SEA Currents: caribbean.
Flying juice for breakfast and calm seas for dinner!
The day did not start out as peaceful. I’d say it was a bit more exciting. My day started with breakfast, and I am telling you, a whole pitcher of juice literally flew off our table. Our ship has been rocking and rolling for a few days now, but today the seas were particularly rough. We encountered some ten- to twelve-foot waves during our watch, and squalls just kept coming right at us!
C256A – Colleague Cruise - Joining the ship!
Colleague Cruise Day of Arrival – we had come from all over, Massachusetts, California, North Carolina, and more to start the year of 2015 off with a Colleague Cruise. Some of us had experience with sailing, some had not. Yet as we walked up to the Corwith Cramer, everyone was excited by the beauty of the ship, and more so, the adventure she had waiting for us!
A Note From the Aft Cabin
The Wx (weather) is beautiful, but the ship is quiet with the students departed, as C-256 has officially ended. It was an epic voyage and truly impressive in the annals of SEA – many, many miles sailed with few engine hours. But what was even more impressive was the community that developed aboard. Bringing both Maritime Studies and Scientific voyagers aboard to augment the students worked out delightfully well, adding a depth to their SEA experience.
Preparing for Science on the Saba Bank
T’was one week before Christmas and we’ve just set sail, departing the island of Saint Martin/Sint Maarten and heading for St. John in the US Virgin Islands!
This is Clare- I’m a visiting scientist who has had the privilege of working with the fantastic C256 faculty and students since the end of September. I’ve taken a sabbatical from my position at St. George’s University in Grenada in the southern Caribbean and I’ve had a great few months with SEA ashore in New England and on board the Cramer.
A Word (or two) from Engineering
Greetings blog readers! This is Mickey, the ship’s engineer here. Sorry in advance for how much I jump around during today’s blog post.
Back on November 23rd the other engineer aboard, Tanner gave a description of why engineers are needed onboard a sailing vessel, so I’ll just refer you all to that post for a refresher. Instead of rehashing that, I would like to give you a statistical overview of some engineering numbers for our Atlantic crossing.
An Island and a Gallery
Ahoy from the Corwith Cramer! Today marked our arrival to our second port stop of the trip: the island of Sint Maarten/St. Martin. Before settling in the clear blue waters of our anchorage, the “on” watch had a busy morning preparing for our arrival. In lab, a flurry of students and scientists collected some last pieces of data before our time in port. In addition to our loyal Neuston net, we deployed our dip net to collect Sargassum as well as our Tucker Trawl net in search of plastic pieces in the water column.

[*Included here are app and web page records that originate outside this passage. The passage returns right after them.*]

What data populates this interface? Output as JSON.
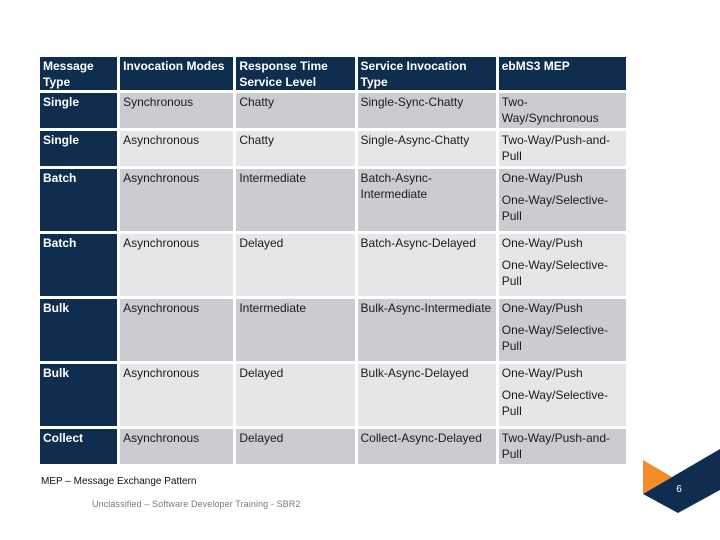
{
  "table": {
    "headers": [
      "Message Type",
      "Invocation Modes",
      "Response Time Service Level",
      "Service Invocation Type",
      "ebMS3 MEP"
    ],
    "rows": [
      {
        "message_type": "Single",
        "invocation_mode": "Synchronous",
        "response_time": "Chatty",
        "service_invocation_type": "Single-Sync-Chatty",
        "mep": [
          "Two-Way/Synchronous"
        ]
      },
      {
        "message_type": "Single",
        "invocation_mode": "Asynchronous",
        "response_time": "Chatty",
        "service_invocation_type": "Single-Async-Chatty",
        "mep": [
          "Two-Way/Push-and-Pull"
        ]
      },
      {
        "message_type": "Batch",
        "invocation_mode": "Asynchronous",
        "response_time": "Intermediate",
        "service_invocation_type": "Batch-Async-Intermediate",
        "mep": [
          "One-Way/Push",
          "One-Way/Selective-Pull"
        ]
      },
      {
        "message_type": "Batch",
        "invocation_mode": "Asynchronous",
        "response_time": "Delayed",
        "service_invocation_type": "Batch-Async-Delayed",
        "mep": [
          "One-Way/Push",
          "One-Way/Selective-Pull"
        ]
      },
      {
        "message_type": "Bulk",
        "invocation_mode": "Asynchronous",
        "response_time": "Intermediate",
        "service_invocation_type": "Bulk-Async-Intermediate",
        "mep": [
          "One-Way/Push",
          "One-Way/Selective-Pull"
        ]
      },
      {
        "message_type": "Bulk",
        "invocation_mode": "Asynchronous",
        "response_time": "Delayed",
        "service_invocation_type": "Bulk-Async-Delayed",
        "mep": [
          "One-Way/Push",
          "One-Way/Selective-Pull"
        ]
      },
      {
        "message_type": "Collect",
        "invocation_mode": "Asynchronous",
        "response_time": "Delayed",
        "service_invocation_type": "Collect-Async-Delayed",
        "mep": [
          "Two-Way/Push-and-Pull"
        ]
      }
    ]
  },
  "footnote": "MEP – Message Exchange Pattern",
  "footer": "Unclassified – Software Developer Training - SBR2",
  "page_number": "6",
  "colors": {
    "header_navy": "#0f2d4e",
    "row_dark": "#cbcccf",
    "row_light": "#e5e6e8",
    "accent_orange": "#f28c28"
  }
}
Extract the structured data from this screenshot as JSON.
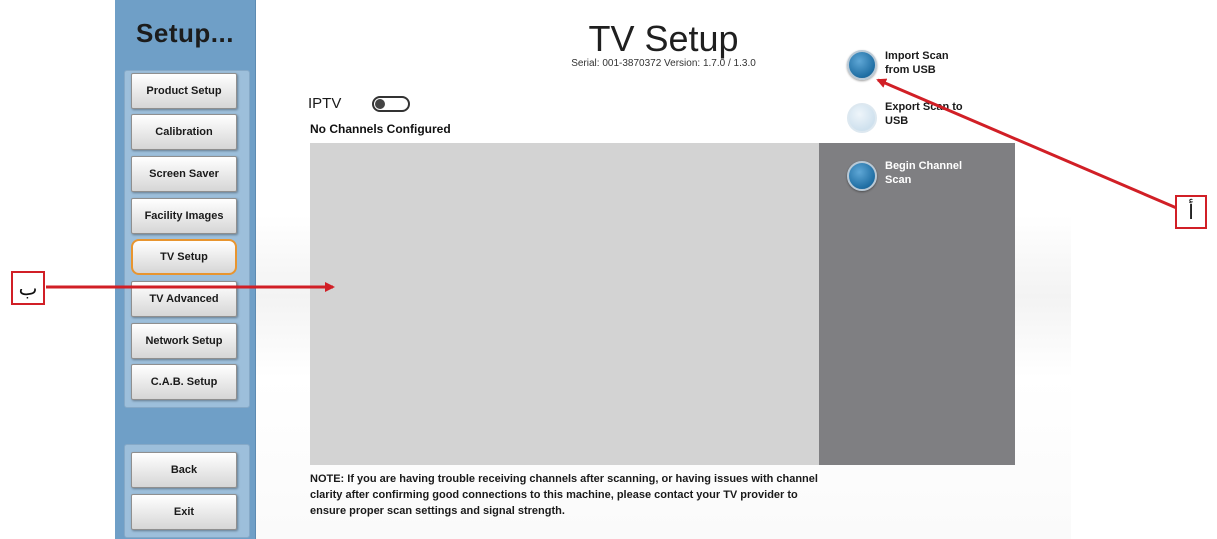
{
  "sidebar": {
    "title": "Setup...",
    "items": [
      {
        "label": "Product Setup",
        "active": false
      },
      {
        "label": "Calibration",
        "active": false
      },
      {
        "label": "Screen Saver",
        "active": false
      },
      {
        "label": "Facility Images",
        "active": false
      },
      {
        "label": "TV Setup",
        "active": true
      },
      {
        "label": "TV Advanced",
        "active": false
      },
      {
        "label": "Network Setup",
        "active": false
      },
      {
        "label": "C.A.B. Setup",
        "active": false
      }
    ],
    "bottom": {
      "back_label": "Back",
      "exit_label": "Exit"
    }
  },
  "header": {
    "title": "TV Setup",
    "serial_line": "Serial: 001-3870372   Version: 1.7.0 / 1.3.0"
  },
  "iptv": {
    "label": "IPTV",
    "enabled": false
  },
  "channels": {
    "status": "No Channels Configured",
    "items": []
  },
  "actions": {
    "import_line1": "Import Scan",
    "import_line2": "from USB",
    "export_line1": "Export Scan to",
    "export_line2": "USB",
    "scan_line1": "Begin Channel",
    "scan_line2": "Scan"
  },
  "note": "NOTE: If you are having trouble receiving channels after scanning, or having issues with channel clarity after confirming good connections to this machine, please contact your TV provider to ensure proper scan settings and signal strength.",
  "callouts": {
    "a": "أ",
    "b": "ب"
  },
  "colors": {
    "sidebar": "#6f9fc7",
    "accent_active": "#e8952f",
    "callout": "#d11f26",
    "scan_panel": "#7f7f82",
    "list_bg": "#d3d3d3"
  },
  "icons": {
    "import": "round-button-icon",
    "export": "round-button-disabled-icon",
    "scan": "round-button-icon"
  }
}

This morning was our last round of anchor watch in Dominica. I was up for the 5-6am shift, a beautiful time of day when the sun haze begins to glow behind the lush green rain-forested mountains that surround Prince Rupert Bay here in Portsmouth, Dominica ~ the Nature Island. After launching the small boat with Tanner, our trusty assistant engineer, a gaggle of eager students and voyagers followed Nina, our super-chef, and Cap’n Sean to the morning market in Portsmouth. During a peaceful quiet sunrise hour on deck, I nestled up on the elephant table with my favorite 4-stringed boat guitar to play a few parting tunes to what I’d easily call my favorite island (so far).

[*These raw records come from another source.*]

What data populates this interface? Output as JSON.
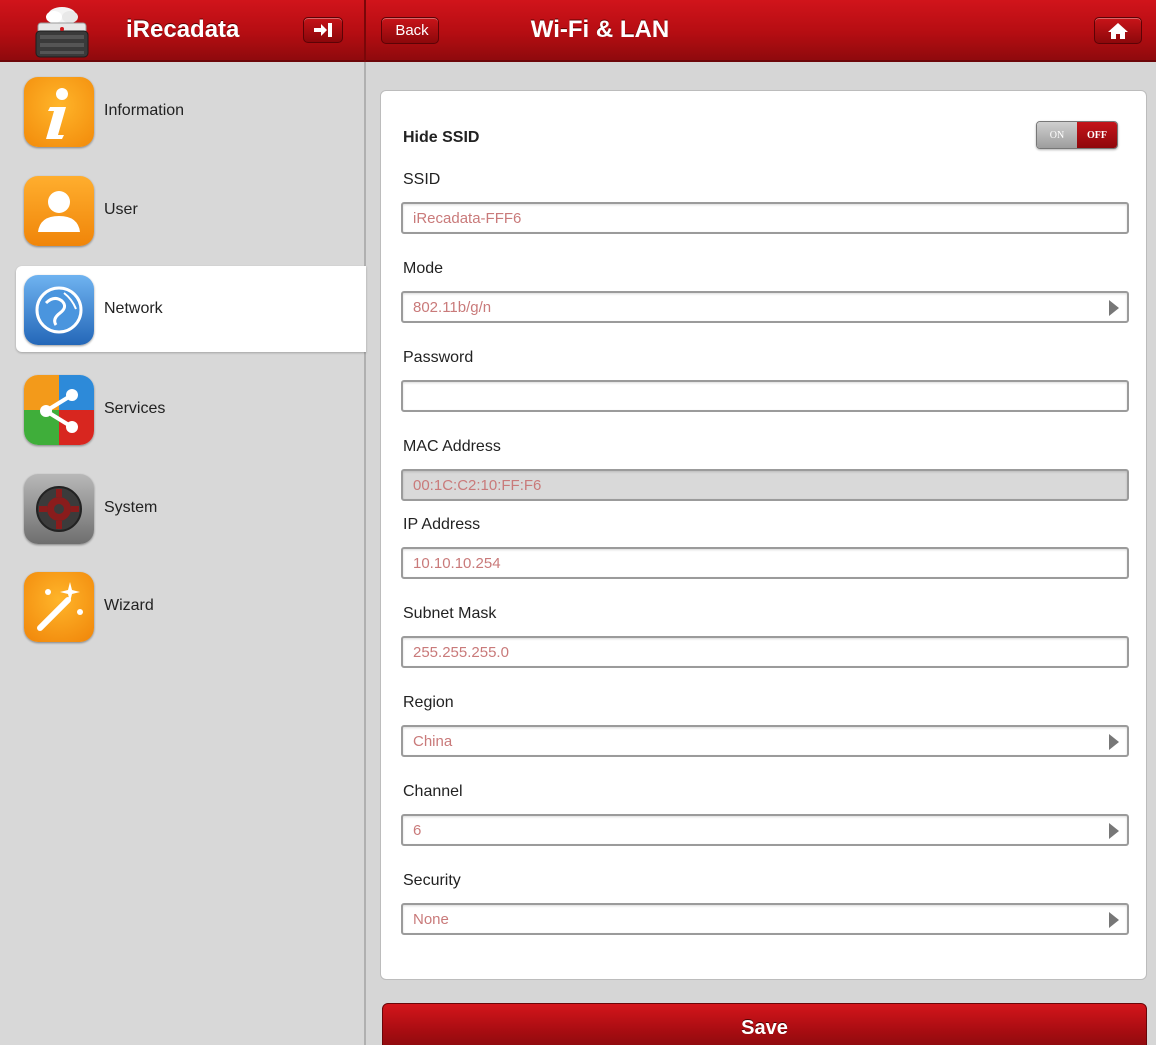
{
  "header": {
    "app_title": "iRecadata",
    "back_label": "Back",
    "page_title": "Wi-Fi & LAN"
  },
  "sidebar": {
    "items": [
      {
        "label": "Information",
        "icon": "information-icon"
      },
      {
        "label": "User",
        "icon": "user-icon"
      },
      {
        "label": "Network",
        "icon": "network-globe-icon",
        "active": true
      },
      {
        "label": "Services",
        "icon": "services-share-icon"
      },
      {
        "label": "System",
        "icon": "system-gear-icon"
      },
      {
        "label": "Wizard",
        "icon": "wizard-wand-icon"
      }
    ]
  },
  "form": {
    "hide_ssid": {
      "label": "Hide SSID",
      "on_label": "ON",
      "off_label": "OFF",
      "value": "OFF"
    },
    "ssid": {
      "label": "SSID",
      "value": "iRecadata-FFF6"
    },
    "mode": {
      "label": "Mode",
      "value": "802.11b/g/n"
    },
    "password": {
      "label": "Password",
      "value": ""
    },
    "mac": {
      "label": "MAC Address",
      "value": "00:1C:C2:10:FF:F6"
    },
    "ip": {
      "label": "IP Address",
      "value": "10.10.10.254"
    },
    "subnet": {
      "label": "Subnet Mask",
      "value": "255.255.255.0"
    },
    "region": {
      "label": "Region",
      "value": "China"
    },
    "channel": {
      "label": "Channel",
      "value": "6"
    },
    "security": {
      "label": "Security",
      "value": "None"
    }
  },
  "save_label": "Save",
  "colors": {
    "accent": "#b50d12",
    "field_text": "#c97a7a"
  }
}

Idle Minds and Free Time
For the past three weeks we have been kept to a strict schedule, a schedule that is required for the safe operation of the vessel, but today, for the first time in three weeks, I found myself without a schedule. Being in port changes almost every aspect of ship life that many of us have gotten used to and grown fond of. The watches change from A watch, B watch, and C watch to Port watch and Starboard watch. The sleep schedule changes, as night watches require fewer people on deck allowing each person to stand for only one hour each night, rather than the traditional four.
Ship Work Day

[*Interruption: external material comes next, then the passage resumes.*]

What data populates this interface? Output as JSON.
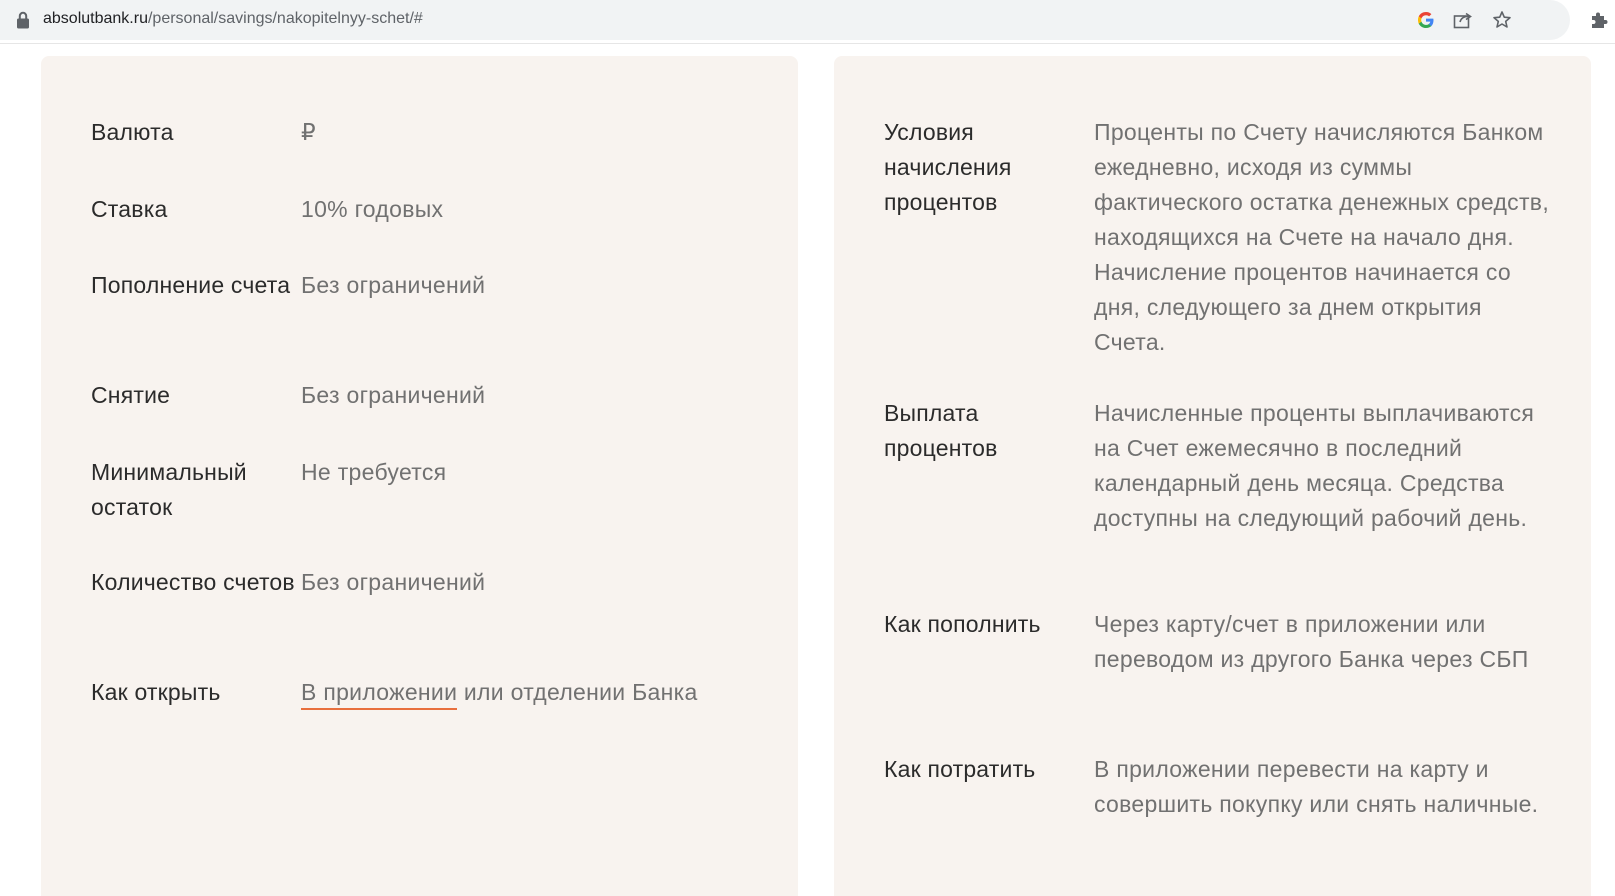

After an all-hands breakfast of strata and chocolate-chip muffins, it was time to get to work. Students spent the morning writing and drawing in their academic journals, while the crew brainstormed shipboard projects to be accomplished while in port. Nina stayed busy all the while, stewing up delicious snacks and meals to get us through the day. It did not take long for Willy and Kevin to concoct a list of to-dos. There were projects to help with in the engine room and the lab, and plenty of maintenance work
for the ship.
Becca and Missy set up on the quarterdeck with a set of blocks that were in need of a good sanding down and a fresh coat of paint. As they got busy with that, I harnessed up and headed aloft.
As I rolled out of my bunk still shrugging off the last vestiges of sleep, my sleepy brain struggled to pin down what was different. Were the lights a little brighter? Had Nina created some new delicacy for breakfast? Perhaps some new Dominican recipe? Dominican. DOMINICAN! The morning sun found us at anchor in Portsmouth. Everything was different. The tables weren’t gimbaled, the ship wasn’t heeling, things even smelled different. Up on deck, land smells wafted on tropical breezes.